Federal and state trustee agencies are studying the effects of the PCB contamination in the Hudson River through a process known as Natural Resource Damage Assessment (NRDA).
After a hazardous substance is released, Trustees determine whether natural resources have been injured. If injuries and restoration options exist, trustees proceed to the next phase.
The Hudson River Natural Resource Trustees completed their Preliminary Assessment in 2002 and moved forward with an NRDA investigation.
Injury Assessment/ Restoration Planning
Trustees measure injuries to natural resources, and use that information to determine the best restoration actions.
Injury Assessment: Trustees released the Hudson River Natural Resource Damage Assessment Plan in 2002, which was the first step in beginning the injury assessment. This assessment is ongoing.
Restoration Planning: Trustees are developing a plan for restoring the injured natural resources and services. They continue to accept project proposals from the public and look forward to releasing a draft restoration plan for public comment.
Trustees, often working with those responsible for the release and interested citizens, implement restoration plans.
Hudson River Natural Resource Trustees will begin restoration implementation after funds from General Electric are awarded for their NRDA claim.
NRDA restores natural resources with funding from those responsible for the harm- making sure the polluter pays for injuries to public natural resources.
Current Phase and Next Steps
The Hudson River trustees are currently in the Injury Assessment/Restoration Planning phase of the Hudson River damage assessment. This phase can take many years.
Restoration Implementation can begin after GE awards monetary damages to the Trustees.
Learn more about our restoration planning process here.
The Hudson River Natural Resource Trustees have established a listserv to provide updates on the ongoing natural resource damage assessment and restoration efforts for the Hudson River. The public is invited to join the listserv for periodic updates on this effort.
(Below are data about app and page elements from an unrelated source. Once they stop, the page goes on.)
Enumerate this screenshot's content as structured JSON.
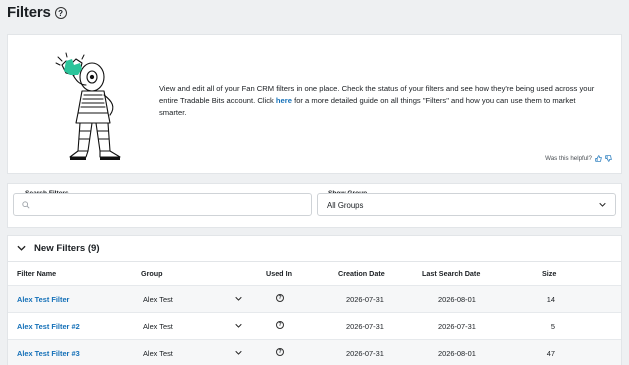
{
  "page": {
    "title": "Filters",
    "help_icon": "?"
  },
  "intro": {
    "text_before_link": "View and edit all of your Fan CRM filters in one place. Check the status of your filters and see how they're being used across your entire Tradable Bits account. Click ",
    "link_label": "here",
    "text_after_link": " for a more detailed guide on all things \"Filters\" and how you can use them to market smarter.",
    "feedback_label": "Was this helpful?",
    "accent_color": "#2bc49a"
  },
  "search": {
    "label": "Search Filters",
    "value": "",
    "placeholder": ""
  },
  "group_select": {
    "label": "Show Group",
    "selected": "All Groups"
  },
  "section": {
    "title": "New Filters (9)"
  },
  "table": {
    "columns": {
      "name": "Filter Name",
      "group": "Group",
      "used_in": "Used In",
      "creation_date": "Creation Date",
      "last_search_date": "Last Search Date",
      "size": "Size"
    },
    "rows": [
      {
        "name": "Alex Test Filter",
        "group": "Alex Test",
        "used_in_icon": "?",
        "creation_date": "2026-07-31",
        "last_search_date": "2026-08-01",
        "size": "14"
      },
      {
        "name": "Alex Test Filter #2",
        "group": "Alex Test",
        "used_in_icon": "?",
        "creation_date": "2026-07-31",
        "last_search_date": "2026-07-31",
        "size": "5"
      },
      {
        "name": "Alex Test Filter #3",
        "group": "Alex Test",
        "used_in_icon": "?",
        "creation_date": "2026-07-31",
        "last_search_date": "2026-08-01",
        "size": "47"
      }
    ]
  }
}
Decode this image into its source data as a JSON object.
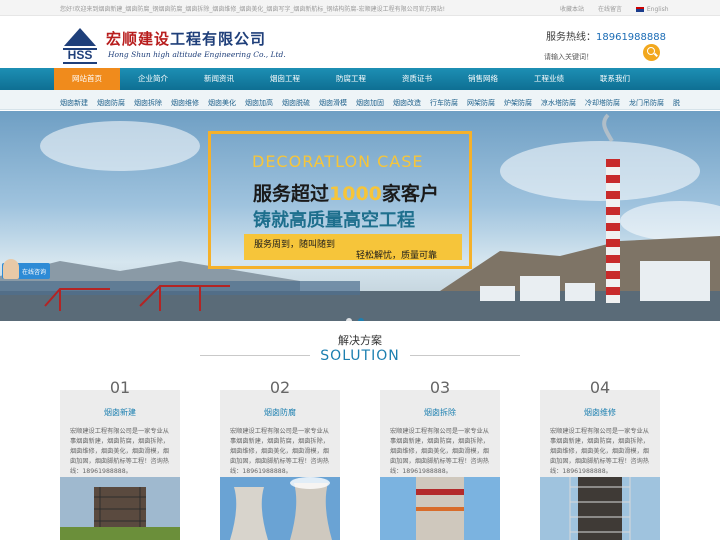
{
  "topbar": {
    "welcome": "您好!欢迎来到烟囱新建_烟囱防腐_钢烟囱防腐_烟囱拆除_烟囱维修_烟囱美化_烟囱写字_烟囱新航标_钢结构防腐-宏顺建设工程有限公司官方网站!",
    "links": [
      "收藏本站",
      "在线留言",
      "English"
    ]
  },
  "header": {
    "logo_cn_1": "宏顺建设",
    "logo_cn_2": "工程有限公司",
    "logo_en": "Hong Shun high altitude Engineering Co., Ltd.",
    "hotline_label": "服务热线：",
    "hotline_number": "18961988888",
    "search_placeholder": "请输入关键词！"
  },
  "nav": [
    "网站首页",
    "企业简介",
    "新闻资讯",
    "烟囱工程",
    "防腐工程",
    "资质证书",
    "销售网络",
    "工程业绩",
    "联系我们"
  ],
  "subnav": [
    "烟囱新建",
    "烟囱防腐",
    "烟囱拆除",
    "烟囱维修",
    "烟囱美化",
    "烟囱加高",
    "烟囱脱硫",
    "烟囱滑模",
    "烟囱加固",
    "烟囱改造",
    "行车防腐",
    "网架防腐",
    "炉架防腐",
    "凉水塔防腐",
    "冷却塔防腐",
    "龙门吊防腐",
    "脱"
  ],
  "banner": {
    "en_text": "DECORATLON CASE",
    "line1_a": "服务超过",
    "line1_hl": "1000",
    "line1_b": "家客户",
    "line2": "铸就高质量高空工程",
    "slogan1": "服务周到，随叫随到",
    "slogan2": "轻松解忧，质量可靠"
  },
  "chat": {
    "label": "在线咨询"
  },
  "solution": {
    "title": "解决方案",
    "title_en": "SOLUTION",
    "cards": [
      {
        "num": "01",
        "title": "烟囱新建",
        "desc": "宏顺建设工程有限公司是一家专业从事烟囱新建，烟囱防腐，烟囱拆除，烟囱维修，烟囱美化，烟囱滑模，烟囱加固，烟囱脚航标等工程！咨询热线：18961988888。"
      },
      {
        "num": "02",
        "title": "烟囱防腐",
        "desc": "宏顺建设工程有限公司是一家专业从事烟囱新建，烟囱防腐，烟囱拆除，烟囱维修，烟囱美化，烟囱滑模，烟囱加固，烟囱脚航标等工程！咨询热线：18961988888。"
      },
      {
        "num": "03",
        "title": "烟囱拆除",
        "desc": "宏顺建设工程有限公司是一家专业从事烟囱新建，烟囱防腐，烟囱拆除，烟囱维修，烟囱美化，烟囱滑模，烟囱加固，烟囱脚航标等工程！咨询热线：18961988888。"
      },
      {
        "num": "04",
        "title": "烟囱维修",
        "desc": "宏顺建设工程有限公司是一家专业从事烟囱新建，烟囱防腐，烟囱拆除，烟囱维修，烟囱美化，烟囱滑模，烟囱加固，烟囱脚航标等工程！咨询热线：18961988888。"
      }
    ]
  }
}
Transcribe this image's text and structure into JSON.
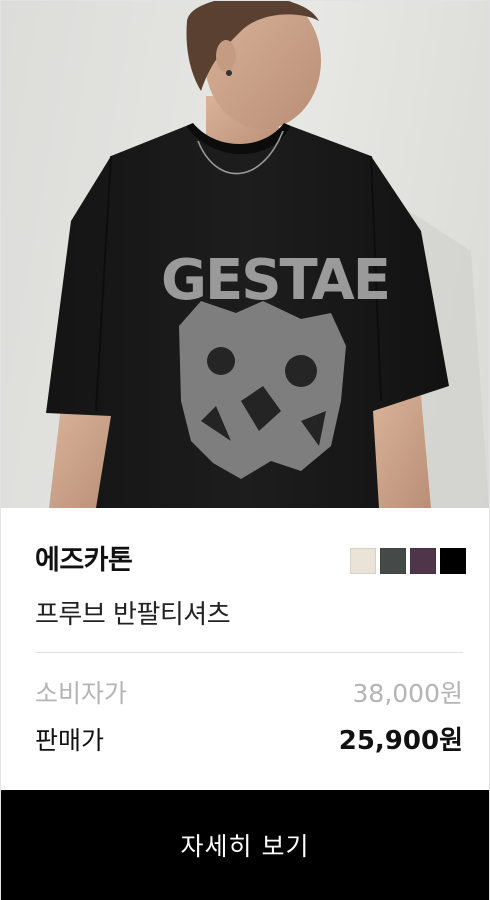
{
  "product": {
    "brand": "에즈카톤",
    "name": "프루브 반팔티셔츠",
    "print_text": "GESTAE",
    "colors": [
      {
        "name": "ivory",
        "hex": "#e9e3d8"
      },
      {
        "name": "charcoal",
        "hex": "#454a48"
      },
      {
        "name": "purple",
        "hex": "#4e3549"
      },
      {
        "name": "black",
        "hex": "#000000"
      }
    ]
  },
  "pricing": {
    "msrp_label": "소비자가",
    "msrp_value": "38,000원",
    "sale_label": "판매가",
    "sale_value": "25,900원"
  },
  "cta": {
    "label": "자세히 보기"
  }
}
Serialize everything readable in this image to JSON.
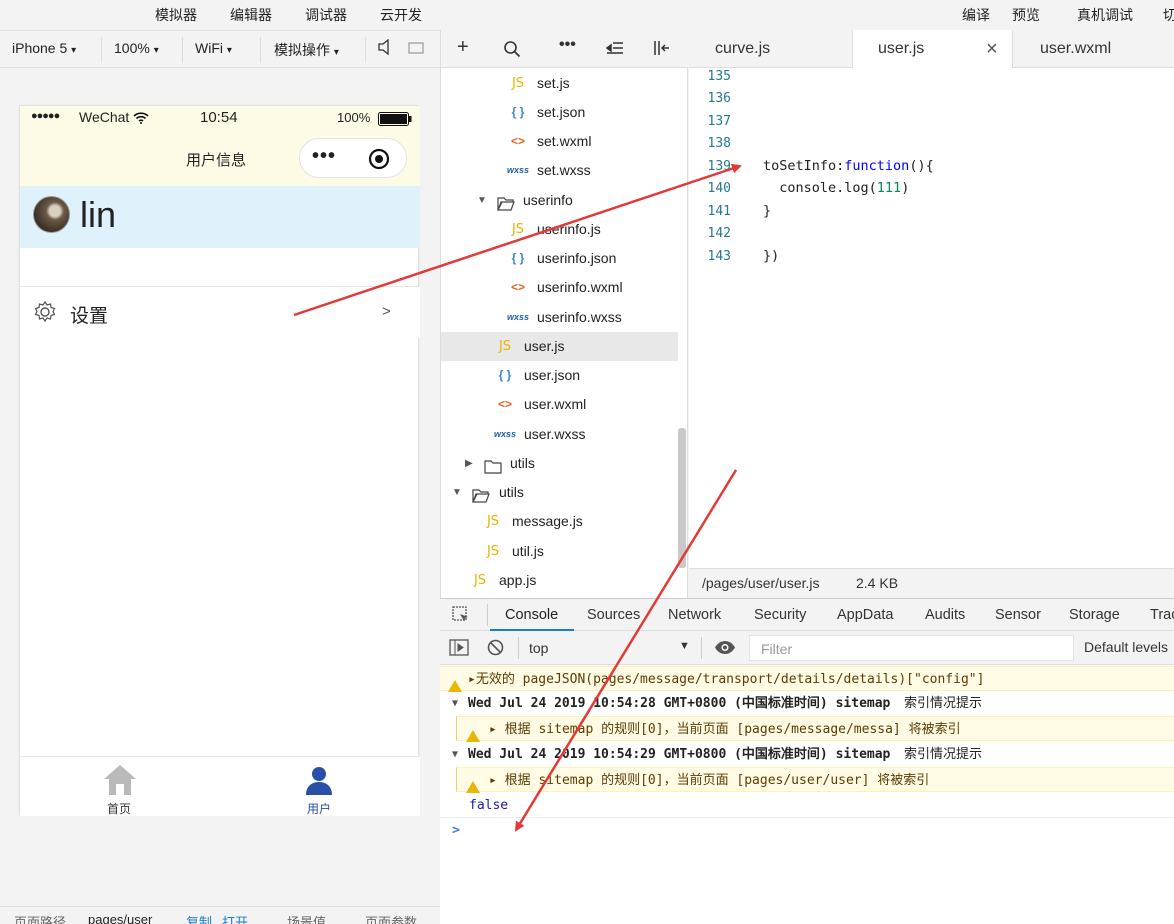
{
  "menubar": {
    "items": [
      "模拟器",
      "编辑器",
      "调试器",
      "云开发"
    ],
    "right_items": [
      "编译",
      "预览",
      "真机调试",
      "切"
    ]
  },
  "simulator_toolbar": {
    "device": "iPhone 5",
    "zoom": "100%",
    "network": "WiFi",
    "operation": "模拟操作"
  },
  "phone": {
    "status": {
      "signal": "●●●●●",
      "carrier": "WeChat",
      "time": "10:54",
      "battery": "100%"
    },
    "nav_title": "用户信息",
    "capsule_dots": "•••",
    "username": "lin",
    "settings_label": "设置",
    "settings_arrow": ">",
    "tabs": [
      {
        "label": "首页",
        "icon": "home-icon",
        "active": false
      },
      {
        "label": "用户",
        "icon": "user-icon",
        "active": true
      }
    ]
  },
  "bottom_status": {
    "path_label": "页面路径",
    "path": "pages/user",
    "copy": "复制",
    "open": "打开",
    "scene": "场景值",
    "params": "页面参数"
  },
  "explorer": {
    "items": [
      {
        "name": "set.js",
        "type": "js",
        "depth": 3
      },
      {
        "name": "set.json",
        "type": "json",
        "depth": 3
      },
      {
        "name": "set.wxml",
        "type": "wxml",
        "depth": 3
      },
      {
        "name": "set.wxss",
        "type": "wxss",
        "depth": 3
      },
      {
        "name": "userinfo",
        "type": "folder-open",
        "depth": 2
      },
      {
        "name": "userinfo.js",
        "type": "js",
        "depth": 3
      },
      {
        "name": "userinfo.json",
        "type": "json",
        "depth": 3
      },
      {
        "name": "userinfo.wxml",
        "type": "wxml",
        "depth": 3
      },
      {
        "name": "userinfo.wxss",
        "type": "wxss",
        "depth": 3
      },
      {
        "name": "user.js",
        "type": "js",
        "depth": 2,
        "selected": true
      },
      {
        "name": "user.json",
        "type": "json",
        "depth": 2
      },
      {
        "name": "user.wxml",
        "type": "wxml",
        "depth": 2
      },
      {
        "name": "user.wxss",
        "type": "wxss",
        "depth": 2
      },
      {
        "name": "utils",
        "type": "folder-closed",
        "depth": 1
      },
      {
        "name": "utils",
        "type": "folder-open",
        "depth": 0
      },
      {
        "name": "message.js",
        "type": "js",
        "depth": 1
      },
      {
        "name": "util.js",
        "type": "js",
        "depth": 1
      },
      {
        "name": "app.js",
        "type": "js",
        "depth": 0
      }
    ]
  },
  "editor": {
    "tabs": [
      {
        "name": "curve.js",
        "active": false
      },
      {
        "name": "user.js",
        "active": true,
        "close": "×"
      },
      {
        "name": "user.wxml",
        "active": false
      }
    ],
    "line_numbers": [
      "135",
      "136",
      "137",
      "138",
      "139",
      "140",
      "141",
      "142",
      "143"
    ],
    "lines": {
      "l139_name": "toSetInfo:",
      "l139_kw": "function",
      "l139_rest": "(){",
      "l140_pre": "  console.log(",
      "l140_num": "111",
      "l140_post": ")",
      "l141": "}",
      "l143": "})"
    },
    "file_path": "/pages/user/user.js",
    "file_size": "2.4 KB"
  },
  "devtools": {
    "tabs": [
      "Console",
      "Sources",
      "Network",
      "Security",
      "AppData",
      "Audits",
      "Sensor",
      "Storage",
      "Trac"
    ],
    "active_tab": "Console",
    "context": "top",
    "filter_placeholder": "Filter",
    "levels": "Default levels"
  },
  "console": {
    "l1": "▸无效的 pageJSON(pages/message/transport/details/details)[\"config\"]",
    "l2_prefix": "Wed Jul 24 2019 10:54:28 GMT+0800 (中国标准时间) sitemap",
    "l2_suffix": " 索引情况提示",
    "l3": "▸ 根据 sitemap 的规则[0]，当前页面 [pages/message/messa] 将被索引",
    "l4_prefix": "Wed Jul 24 2019 10:54:29 GMT+0800 (中国标准时间) sitemap",
    "l4_suffix": " 索引情况提示",
    "l5": "▸ 根据 sitemap 的规则[0]，当前页面 [pages/user/user] 将被索引",
    "l6": "false",
    "prompt": ">"
  },
  "colors": {
    "accent": "#1b7ec4",
    "arrow": "#e23a36",
    "user_tab": "#2850a8",
    "home_tab": "#b9b9b9"
  }
}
To join the Hudson-NRDA listserv:
1. Send a message to:
2. Write in the subject:
3. You will receive a confirmation e-mail to which you MUST reply within 24 hours.